* [Work item]:
What lines of the data below hold "bold"? Show them.

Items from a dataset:
··········

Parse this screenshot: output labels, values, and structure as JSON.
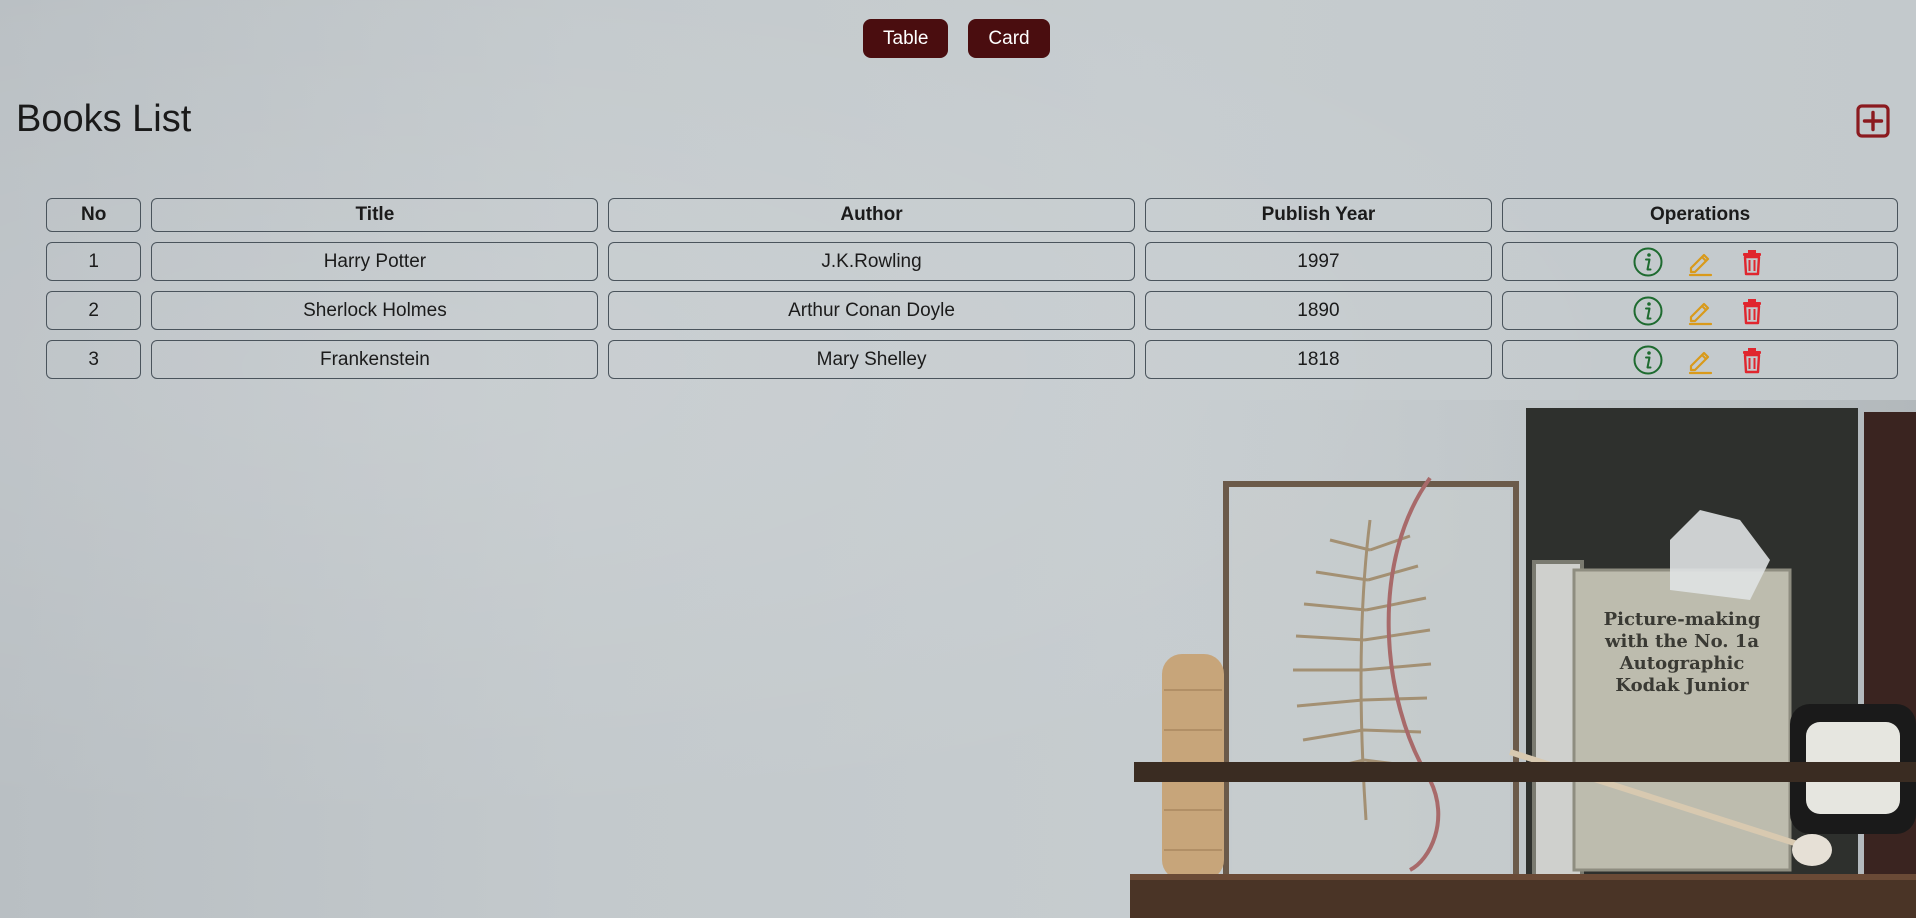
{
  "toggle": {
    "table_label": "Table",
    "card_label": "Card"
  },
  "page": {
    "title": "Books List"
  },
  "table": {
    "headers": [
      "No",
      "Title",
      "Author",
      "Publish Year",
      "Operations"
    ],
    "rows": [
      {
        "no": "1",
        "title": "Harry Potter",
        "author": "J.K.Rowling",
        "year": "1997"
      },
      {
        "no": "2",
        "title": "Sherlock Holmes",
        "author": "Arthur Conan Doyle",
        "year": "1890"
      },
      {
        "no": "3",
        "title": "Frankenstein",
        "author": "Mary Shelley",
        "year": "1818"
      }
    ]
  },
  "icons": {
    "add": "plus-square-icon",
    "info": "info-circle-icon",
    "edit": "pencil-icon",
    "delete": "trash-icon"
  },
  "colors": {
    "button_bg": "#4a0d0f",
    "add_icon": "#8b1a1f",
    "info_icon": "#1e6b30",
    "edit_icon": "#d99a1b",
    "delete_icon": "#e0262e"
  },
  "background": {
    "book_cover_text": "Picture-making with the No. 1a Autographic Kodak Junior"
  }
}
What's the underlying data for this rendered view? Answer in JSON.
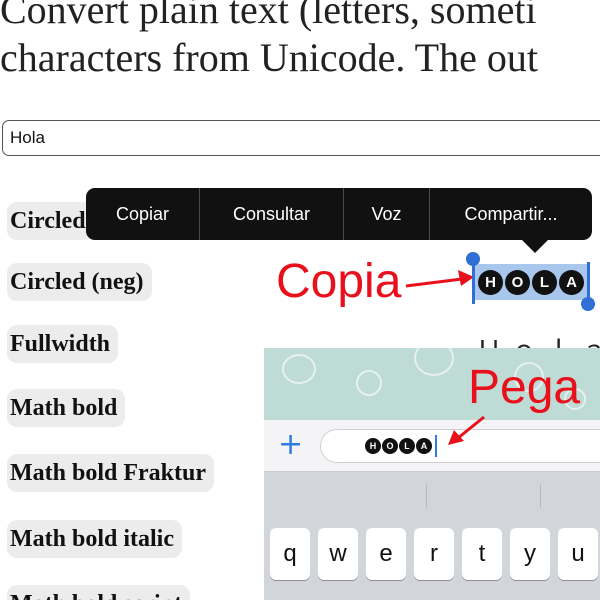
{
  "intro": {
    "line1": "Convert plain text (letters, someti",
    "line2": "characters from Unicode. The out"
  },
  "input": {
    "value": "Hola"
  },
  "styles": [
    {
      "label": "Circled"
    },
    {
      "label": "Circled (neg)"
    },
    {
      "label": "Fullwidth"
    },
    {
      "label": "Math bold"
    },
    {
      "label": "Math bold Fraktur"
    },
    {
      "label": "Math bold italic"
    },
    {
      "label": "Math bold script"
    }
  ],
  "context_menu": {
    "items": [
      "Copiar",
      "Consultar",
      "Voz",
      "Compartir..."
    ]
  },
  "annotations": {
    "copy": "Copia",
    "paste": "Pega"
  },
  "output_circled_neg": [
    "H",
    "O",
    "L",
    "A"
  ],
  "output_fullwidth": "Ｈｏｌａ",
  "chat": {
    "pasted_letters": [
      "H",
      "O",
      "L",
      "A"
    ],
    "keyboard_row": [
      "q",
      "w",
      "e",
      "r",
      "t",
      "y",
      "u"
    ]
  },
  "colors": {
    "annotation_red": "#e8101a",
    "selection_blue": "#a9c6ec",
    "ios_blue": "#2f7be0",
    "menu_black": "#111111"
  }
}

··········

* [Exercise solution]:
      "label": "Math bold"
      "label": "Math bold Fraktur"
      "label": "Math bold italic"
      "label": "Math bold script"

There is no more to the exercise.